1Ankara Numune Eğitim ve Araştırma Hastanesi, Psikiyatri Kliniği, Ankara - Türkiye
Dusunen Adam Journal of Psychiatry and Neurological Sciences 2018; 4(31): 405-408 DOI: 10.5350/DAJPN2018310410

Kekemelik; yaşla uyumsuz olarak konuşmanın akıcılığı ve zamanlamasındaki bozukluk
olarak tanımlanır. Etiyolojisi halen tam olarak bilinmemektedir. Yayınlanmış bazı
çalışmalar kekemeliğin bazal gangliyonlarda artmış D2 reseptör seviyesiyle ilişkili
olduğunu göstermiştir. Ayrıca kekemelik olgularında kontrol grubuna göre %50-200
oranında artmış dopaminerjik aktivite saptanmıştır. Kekemelik nadiren psikotropik
ilaçların yan etkisi olarak ortaya çıkmaktadır. Literatürde az sayıda klorpromazin,
klozapin, olanzapin, risperidon ve trifluperazin kullanımına bağlı gelişmiş kekemelik
olguları mevcuttur. Aynı zamanda olanzapinin D2 reseptör antagonizması yaparak
kekemelik semptomlarını düzelttiğini belirten olgular da yayınlanmıştır. Bu olgu

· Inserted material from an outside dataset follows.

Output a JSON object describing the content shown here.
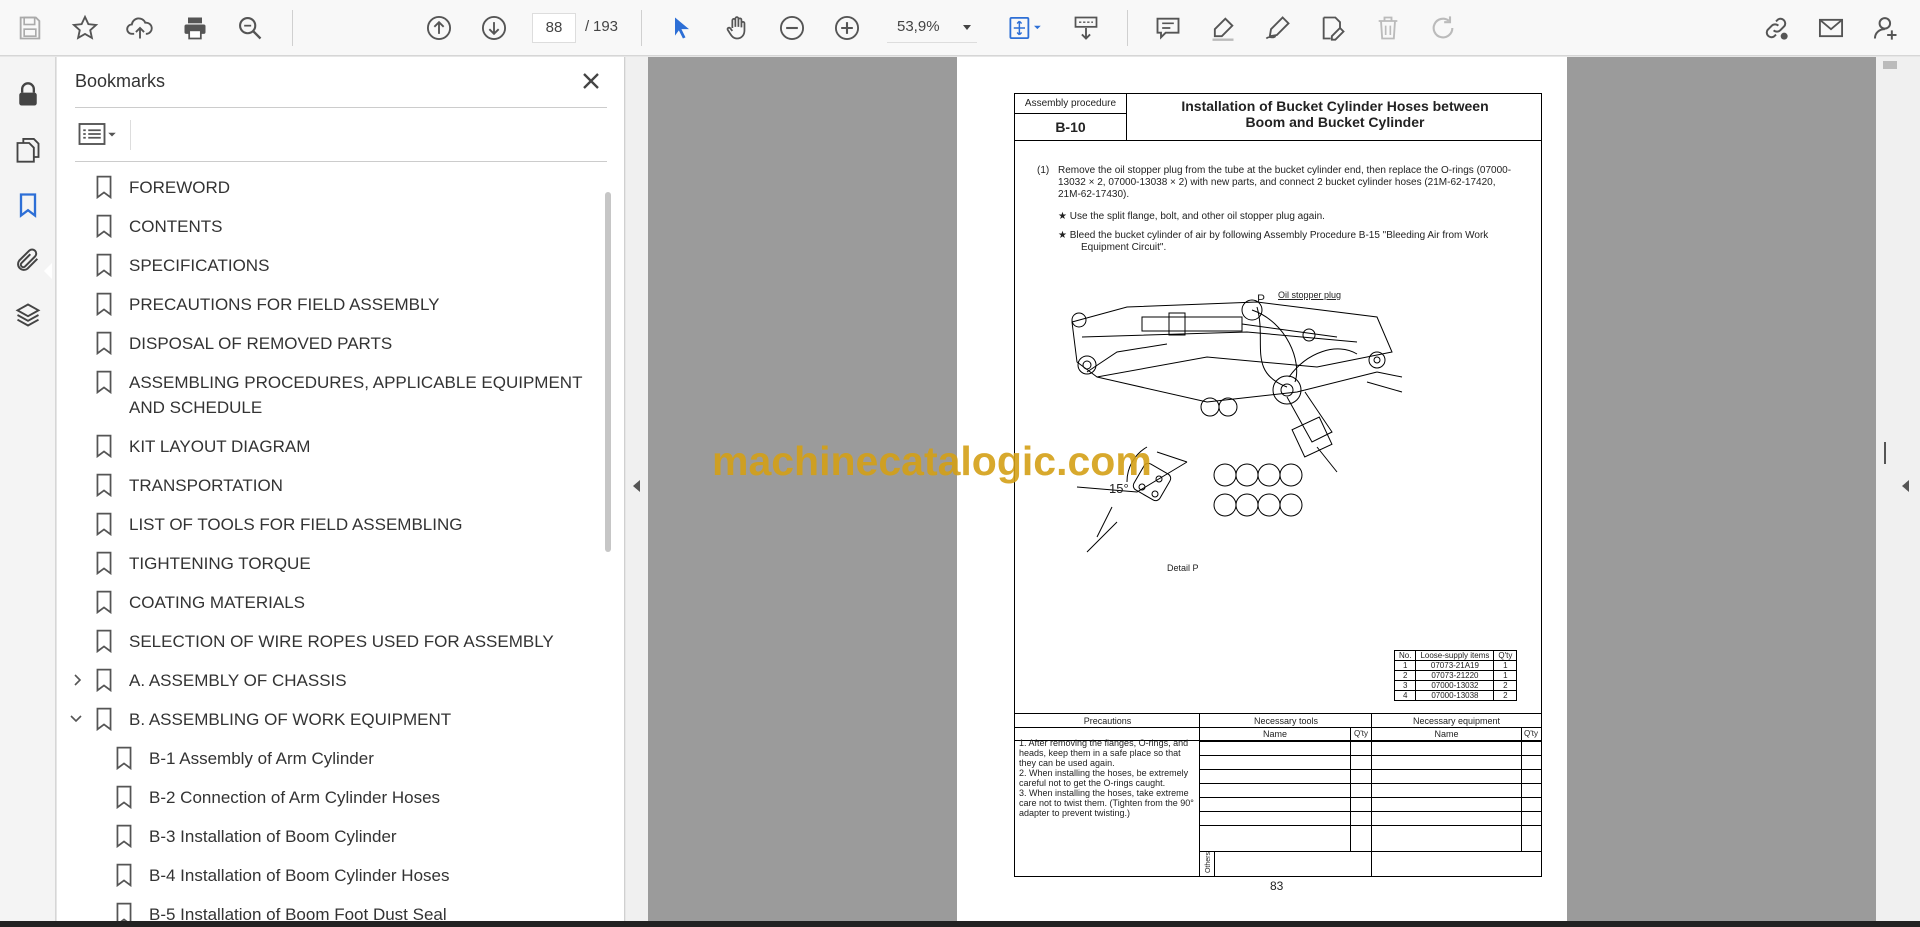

sunumunda olanzapin kullanımına bağlı gelişen bir kekemelik olgusu
sunduk. Bu olgu olanzapinin kekemelik semptomlarının tedavisinde kullanılmasının yanı
sıra, bir yan etki olarak kekemeliğe yol açabildiğini göstermesi açısından önemlidir.